RECORDS PROVIDED below:
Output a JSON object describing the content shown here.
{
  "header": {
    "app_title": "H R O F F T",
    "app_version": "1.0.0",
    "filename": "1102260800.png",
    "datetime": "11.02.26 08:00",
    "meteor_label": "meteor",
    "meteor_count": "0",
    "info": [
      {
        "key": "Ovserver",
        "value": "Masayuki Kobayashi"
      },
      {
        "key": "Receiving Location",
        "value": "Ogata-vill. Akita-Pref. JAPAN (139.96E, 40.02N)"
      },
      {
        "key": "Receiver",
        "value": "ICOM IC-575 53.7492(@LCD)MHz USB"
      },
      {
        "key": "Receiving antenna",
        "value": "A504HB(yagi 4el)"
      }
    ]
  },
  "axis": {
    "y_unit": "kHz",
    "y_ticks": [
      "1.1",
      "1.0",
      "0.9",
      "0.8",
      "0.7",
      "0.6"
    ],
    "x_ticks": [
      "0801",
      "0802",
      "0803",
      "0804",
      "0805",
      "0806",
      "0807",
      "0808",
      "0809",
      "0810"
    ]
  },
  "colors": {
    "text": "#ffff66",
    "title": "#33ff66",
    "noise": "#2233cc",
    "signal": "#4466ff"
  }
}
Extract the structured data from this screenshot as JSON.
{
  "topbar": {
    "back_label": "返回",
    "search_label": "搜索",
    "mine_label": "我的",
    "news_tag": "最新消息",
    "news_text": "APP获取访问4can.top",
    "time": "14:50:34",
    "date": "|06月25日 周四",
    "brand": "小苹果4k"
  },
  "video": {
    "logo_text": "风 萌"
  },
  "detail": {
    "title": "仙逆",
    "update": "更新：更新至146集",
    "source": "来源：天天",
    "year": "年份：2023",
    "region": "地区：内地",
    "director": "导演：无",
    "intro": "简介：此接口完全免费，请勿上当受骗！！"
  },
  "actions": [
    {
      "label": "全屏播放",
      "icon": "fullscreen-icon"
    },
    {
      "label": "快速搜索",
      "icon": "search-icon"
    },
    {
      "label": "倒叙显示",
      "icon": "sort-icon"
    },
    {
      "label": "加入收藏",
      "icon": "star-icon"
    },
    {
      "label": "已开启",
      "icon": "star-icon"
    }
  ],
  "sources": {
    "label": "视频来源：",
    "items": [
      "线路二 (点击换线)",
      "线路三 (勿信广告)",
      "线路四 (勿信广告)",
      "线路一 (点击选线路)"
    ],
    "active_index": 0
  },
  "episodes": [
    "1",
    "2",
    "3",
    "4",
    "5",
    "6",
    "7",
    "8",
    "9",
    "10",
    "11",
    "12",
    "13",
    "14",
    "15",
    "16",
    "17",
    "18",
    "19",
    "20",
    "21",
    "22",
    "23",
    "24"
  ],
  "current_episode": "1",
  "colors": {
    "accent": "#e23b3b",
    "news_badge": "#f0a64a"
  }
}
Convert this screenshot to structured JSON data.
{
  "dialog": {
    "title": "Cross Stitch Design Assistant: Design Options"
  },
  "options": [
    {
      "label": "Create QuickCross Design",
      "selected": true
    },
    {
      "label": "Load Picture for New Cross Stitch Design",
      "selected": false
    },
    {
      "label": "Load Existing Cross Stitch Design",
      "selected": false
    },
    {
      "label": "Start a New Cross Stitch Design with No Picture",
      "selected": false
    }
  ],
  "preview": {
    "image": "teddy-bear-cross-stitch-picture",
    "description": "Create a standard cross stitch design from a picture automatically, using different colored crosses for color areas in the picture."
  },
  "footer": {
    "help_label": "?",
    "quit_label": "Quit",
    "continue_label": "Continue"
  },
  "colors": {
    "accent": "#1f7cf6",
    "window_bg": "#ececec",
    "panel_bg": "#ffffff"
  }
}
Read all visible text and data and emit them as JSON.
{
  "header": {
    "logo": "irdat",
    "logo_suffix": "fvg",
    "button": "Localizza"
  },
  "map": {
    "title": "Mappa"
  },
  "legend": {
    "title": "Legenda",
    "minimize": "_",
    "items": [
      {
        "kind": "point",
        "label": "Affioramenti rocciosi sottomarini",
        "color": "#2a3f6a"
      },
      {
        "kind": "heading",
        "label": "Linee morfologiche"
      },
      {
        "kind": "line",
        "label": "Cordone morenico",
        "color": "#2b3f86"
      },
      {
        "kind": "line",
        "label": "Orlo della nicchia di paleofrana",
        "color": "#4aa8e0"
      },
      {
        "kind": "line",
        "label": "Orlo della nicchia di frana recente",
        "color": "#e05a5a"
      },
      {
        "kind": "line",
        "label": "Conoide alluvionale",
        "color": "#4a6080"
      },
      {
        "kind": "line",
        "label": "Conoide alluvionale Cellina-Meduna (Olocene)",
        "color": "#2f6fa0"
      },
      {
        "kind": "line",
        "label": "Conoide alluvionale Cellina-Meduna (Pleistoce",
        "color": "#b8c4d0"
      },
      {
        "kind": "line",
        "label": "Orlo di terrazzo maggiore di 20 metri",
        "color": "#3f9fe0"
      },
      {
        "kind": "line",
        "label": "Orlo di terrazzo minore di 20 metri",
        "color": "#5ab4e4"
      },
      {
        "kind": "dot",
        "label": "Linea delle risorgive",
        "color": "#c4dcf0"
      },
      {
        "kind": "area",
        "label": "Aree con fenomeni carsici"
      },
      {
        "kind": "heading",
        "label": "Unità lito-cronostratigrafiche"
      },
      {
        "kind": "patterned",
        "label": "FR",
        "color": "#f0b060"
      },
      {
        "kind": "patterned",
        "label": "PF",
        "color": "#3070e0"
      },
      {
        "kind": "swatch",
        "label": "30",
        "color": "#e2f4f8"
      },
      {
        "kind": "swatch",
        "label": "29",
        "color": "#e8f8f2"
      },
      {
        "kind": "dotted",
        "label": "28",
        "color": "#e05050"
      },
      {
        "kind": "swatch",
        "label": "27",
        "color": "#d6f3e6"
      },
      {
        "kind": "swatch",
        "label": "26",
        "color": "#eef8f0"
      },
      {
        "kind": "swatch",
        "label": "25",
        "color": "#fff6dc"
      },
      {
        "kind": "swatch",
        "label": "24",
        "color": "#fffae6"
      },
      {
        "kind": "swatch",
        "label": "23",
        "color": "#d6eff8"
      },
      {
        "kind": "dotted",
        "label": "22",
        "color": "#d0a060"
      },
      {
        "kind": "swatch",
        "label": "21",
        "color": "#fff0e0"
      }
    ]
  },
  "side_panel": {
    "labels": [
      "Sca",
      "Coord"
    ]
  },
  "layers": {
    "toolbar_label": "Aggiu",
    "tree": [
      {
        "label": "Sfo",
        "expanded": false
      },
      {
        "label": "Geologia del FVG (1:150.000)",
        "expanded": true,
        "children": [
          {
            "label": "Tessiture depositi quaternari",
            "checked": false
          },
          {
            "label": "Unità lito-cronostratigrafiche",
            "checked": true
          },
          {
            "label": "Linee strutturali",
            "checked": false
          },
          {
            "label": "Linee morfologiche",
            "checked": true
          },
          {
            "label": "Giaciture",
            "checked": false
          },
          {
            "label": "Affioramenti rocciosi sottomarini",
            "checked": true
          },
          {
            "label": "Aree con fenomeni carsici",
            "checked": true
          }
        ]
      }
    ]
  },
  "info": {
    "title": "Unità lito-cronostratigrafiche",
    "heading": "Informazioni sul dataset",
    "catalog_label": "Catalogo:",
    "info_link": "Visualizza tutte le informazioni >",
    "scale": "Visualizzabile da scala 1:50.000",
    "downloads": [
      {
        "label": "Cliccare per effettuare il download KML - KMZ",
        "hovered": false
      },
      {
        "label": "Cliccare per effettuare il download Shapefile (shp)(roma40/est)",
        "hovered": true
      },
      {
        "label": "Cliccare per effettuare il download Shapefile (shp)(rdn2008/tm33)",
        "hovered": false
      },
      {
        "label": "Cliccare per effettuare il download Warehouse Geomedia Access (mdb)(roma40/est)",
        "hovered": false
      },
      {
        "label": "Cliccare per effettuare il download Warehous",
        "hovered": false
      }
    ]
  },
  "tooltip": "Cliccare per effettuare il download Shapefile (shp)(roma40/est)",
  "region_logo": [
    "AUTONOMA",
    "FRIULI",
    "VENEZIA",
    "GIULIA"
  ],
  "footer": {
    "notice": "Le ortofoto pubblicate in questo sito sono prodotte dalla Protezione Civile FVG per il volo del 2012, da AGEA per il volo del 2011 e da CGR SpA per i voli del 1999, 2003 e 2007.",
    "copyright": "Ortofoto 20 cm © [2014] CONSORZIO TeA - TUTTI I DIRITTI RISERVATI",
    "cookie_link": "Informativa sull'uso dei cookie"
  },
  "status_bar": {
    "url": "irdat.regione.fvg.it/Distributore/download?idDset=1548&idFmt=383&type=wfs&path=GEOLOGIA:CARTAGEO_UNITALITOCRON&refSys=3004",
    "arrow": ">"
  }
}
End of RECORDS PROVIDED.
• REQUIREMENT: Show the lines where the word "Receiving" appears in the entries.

• TASK RESPONSE:
        "key": "Receiving Location",
        "key": "Receiving antenna",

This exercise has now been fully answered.